▶ [THE INPUT]:
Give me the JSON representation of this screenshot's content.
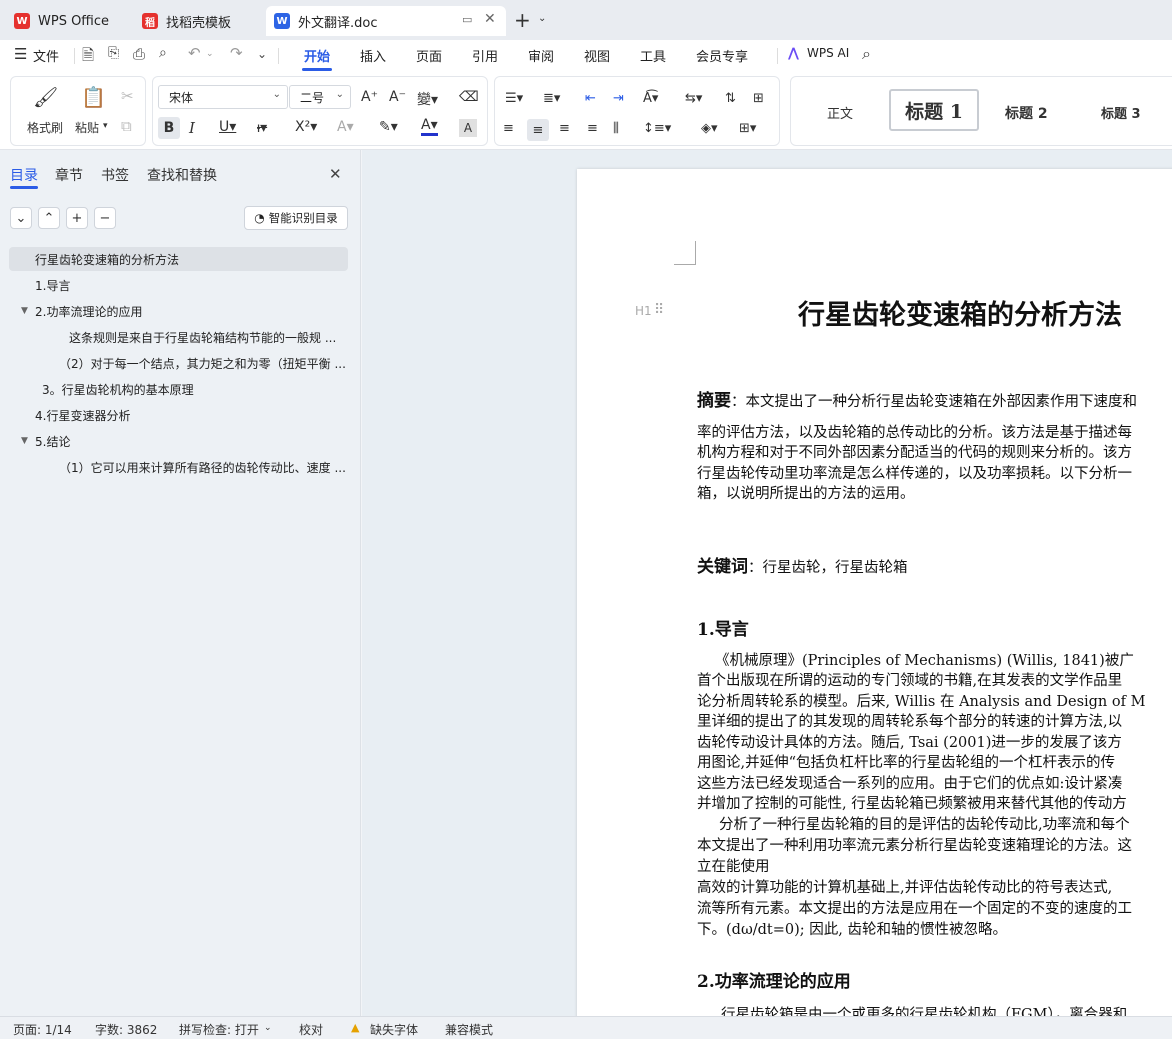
{
  "tabs": [
    {
      "label": "WPS Office",
      "icon": "wps-logo-icon"
    },
    {
      "label": "找稻壳模板",
      "icon": "docer-icon"
    },
    {
      "label": "外文翻译.doc",
      "icon": "word-doc-icon"
    }
  ],
  "menu": {
    "file": "文件",
    "items": [
      "开始",
      "插入",
      "页面",
      "引用",
      "审阅",
      "视图",
      "工具",
      "会员专享"
    ],
    "wps_ai": "WPS AI"
  },
  "ribbon": {
    "format_painter": "格式刷",
    "paste": "粘贴",
    "font_name": "宋体",
    "font_size": "二号",
    "styles": [
      "正文",
      "标题 1",
      "标题 2",
      "标题 3"
    ]
  },
  "nav": {
    "tabs": [
      "目录",
      "章节",
      "书签",
      "查找和替换"
    ],
    "smart_toc": "智能识别目录",
    "toc": [
      {
        "text": "行星齿轮变速箱的分析方法",
        "arrow": ""
      },
      {
        "text": "1.导言",
        "arrow": ""
      },
      {
        "text": "2.功率流理论的应用",
        "arrow": "▼"
      },
      {
        "text": "这条规则是来自于行星齿轮箱结构节能的一般规 ...",
        "arrow": ""
      },
      {
        "text": "（2）对于每一个结点，其力矩之和为零（扭矩平衡 ...",
        "arrow": ""
      },
      {
        "text": "3。行星齿轮机构的基本原理",
        "arrow": ""
      },
      {
        "text": "4.行星变速器分析",
        "arrow": ""
      },
      {
        "text": "5.结论",
        "arrow": "▼"
      },
      {
        "text": "（1）它可以用来计算所有路径的齿轮传动比、速度 ...",
        "arrow": ""
      }
    ]
  },
  "doc": {
    "heading_marker": "H1",
    "title": "行星齿轮变速箱的分析方法",
    "abstract_label": "摘要",
    "abstract_lines": [
      "：本文提出了一种分析行星齿轮变速箱在外部因素作用下速度和",
      "率的评估方法，以及齿轮箱的总传动比的分析。该方法是基于描述每",
      "机构方程和对于不同外部因素分配适当的代码的规则来分析的。该方",
      "行星齿轮传动里功率流是怎么样传递的，以及功率损耗。以下分析一",
      "箱，以说明所提出的方法的运用。"
    ],
    "keywords_label": "关键词",
    "keywords": "：行星齿轮，行星齿轮箱",
    "sec1": "1.导言",
    "body_lines": [
      "《机械原理》(Principles of Mechanisms) (Willis, 1841)被广",
      "首个出版现在所谓的运动的专门领域的书籍,在其发表的文学作品里",
      "论分析周转轮系的模型。后来, Willis 在 Analysis and Design of M",
      "里详细的提出了的其发现的周转轮系每个部分的转速的计算方法,以",
      "齿轮传动设计具体的方法。随后, Tsai (2001)进一步的发展了该方",
      "用图论,并延伸“包括负杠杆比率的行星齿轮组的一个杠杆表示的传",
      "这些方法已经发现适合一系列的应用。由于它们的优点如:设计紧凑",
      "并增加了控制的可能性, 行星齿轮箱已频繁被用来替代其他的传动方",
      "分析了一种行星齿轮箱的目的是评估的齿轮传动比,功率流和每个",
      "本文提出了一种利用功率流元素分析行星齿轮变速箱理论的方法。这",
      "立在能使用",
      "高效的计算功能的计算机基础上,并评估齿轮传动比的符号表达式,",
      "流等所有元素。本文提出的方法是应用在一个固定的不变的速度的工",
      "下。(dω/dt=0); 因此, 齿轮和轴的惯性被忽略。"
    ],
    "sec2": "2.功率流理论的应用",
    "last_line": "行星齿轮箱是由一个或更多的行星齿轮机构（FGM），离合器和"
  },
  "status": {
    "page": "页面: 1/14",
    "words": "字数: 3862",
    "spell": "拼写检查: 打开",
    "proof": "校对",
    "missing_font": "缺失字体",
    "compat": "兼容模式"
  },
  "colors": {
    "accent": "#2b5ce6",
    "wps_red": "#e5312e",
    "doc_blue": "#2d64e5"
  }
}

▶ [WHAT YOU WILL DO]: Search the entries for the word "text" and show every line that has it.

▶ [ANSWER TO THE EXERCISE]:
        "text": "行星齿轮变速箱的分析方法",
        "text": "1.导言",
        "text": "2.功率流理论的应用",
        "text": "这条规则是来自于行星齿轮箱结构节能的一般规 ...",
        "text": "（2）对于每一个结点，其力矩之和为零（扭矩平衡 ...",
        "text": "3。行星齿轮机构的基本原理",
        "text": "4.行星变速器分析",
        "text": "5.结论",
        "text": "（1）它可以用来计算所有路径的齿轮传动比、速度 ...",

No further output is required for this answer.